Helping Educators To Proactively Understand The Enabling Power Of Digital Technology and Mobile Communications, But Also How To Mitigate The Sometimes Unintended Consequences Of High Risk/Undesirable Online Behaviour
Online tools are a central element of 21st Century education, but many require users to share pieces of information legally defined in British Columbia as “personal information”. Daily, news headlines announce the latest privacy fails by businesses, corporations, and government departments—both intentional and unintentional. Public schools, faculty and staff have particular obligations when they encourage or demand people use online tools that require the sharing of “personal information” but they don’t often understand that “personal information” means more than names, birth dates, and/or addresses: it includes educational level, age, gender, ethnicity, religion, voice, image and more.
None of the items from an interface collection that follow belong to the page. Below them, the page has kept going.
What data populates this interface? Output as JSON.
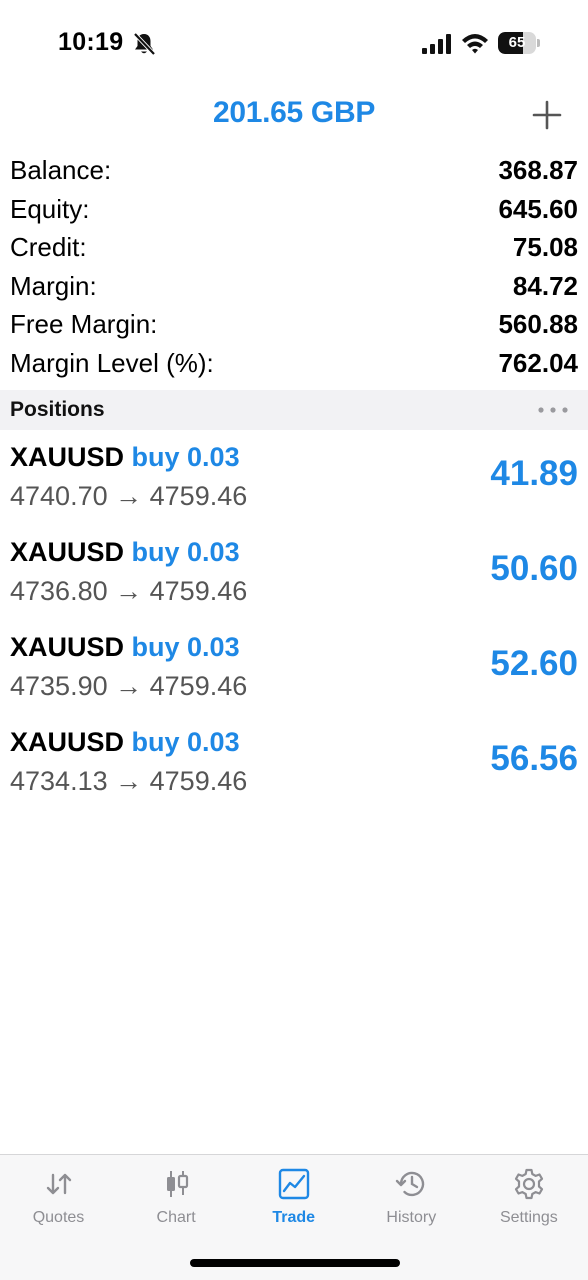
{
  "status_bar": {
    "time": "10:19",
    "battery_level": "65",
    "battery_fraction": 0.65,
    "icons": [
      "bell-slash-icon",
      "cellular-signal-icon",
      "wifi-icon",
      "battery-icon"
    ]
  },
  "header": {
    "title": "201.65 GBP",
    "add_icon": "plus-icon"
  },
  "summary": [
    {
      "label": "Balance:",
      "value": "368.87"
    },
    {
      "label": "Equity:",
      "value": "645.60"
    },
    {
      "label": "Credit:",
      "value": "75.08"
    },
    {
      "label": "Margin:",
      "value": "84.72"
    },
    {
      "label": "Free Margin:",
      "value": "560.88"
    },
    {
      "label": "Margin Level (%):",
      "value": "762.04"
    }
  ],
  "positions_section": {
    "title": "Positions",
    "more_icon": "ellipsis-icon"
  },
  "positions": [
    {
      "symbol": "XAUUSD",
      "side": "buy 0.03",
      "open_price": "4740.70",
      "arrow": "→",
      "current_price": "4759.46",
      "profit": "41.89"
    },
    {
      "symbol": "XAUUSD",
      "side": "buy 0.03",
      "open_price": "4736.80",
      "arrow": "→",
      "current_price": "4759.46",
      "profit": "50.60"
    },
    {
      "symbol": "XAUUSD",
      "side": "buy 0.03",
      "open_price": "4735.90",
      "arrow": "→",
      "current_price": "4759.46",
      "profit": "52.60"
    },
    {
      "symbol": "XAUUSD",
      "side": "buy 0.03",
      "open_price": "4734.13",
      "arrow": "→",
      "current_price": "4759.46",
      "profit": "56.56"
    }
  ],
  "tabs": [
    {
      "label": "Quotes",
      "icon": "quotes-arrows-icon",
      "active": false
    },
    {
      "label": "Chart",
      "icon": "candlestick-chart-icon",
      "active": false
    },
    {
      "label": "Trade",
      "icon": "trade-chart-icon",
      "active": true
    },
    {
      "label": "History",
      "icon": "history-clock-icon",
      "active": false
    },
    {
      "label": "Settings",
      "icon": "gear-icon",
      "active": false
    }
  ],
  "colors": {
    "accent": "#1e88e5",
    "section_bg": "#f2f2f4",
    "inactive_tab": "#8e8e93",
    "secondary_text": "#555555"
  }
}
Privacy legislation increasingly impacts schools’ and educators’ use of online tools and their need to stay on the right side of the law. In BC, the onus to ensure compliance with privacy law falls on public sector organizations—like schools—rather than vendors or service providers. BC’s Freedom of Information & Protection of Privacy Act (FIPPA) is one of Canada’s—and indeed North America’s—most stringent privacy laws for public organizations and is not often well understood within the public-school system as it relates to the use of online tools.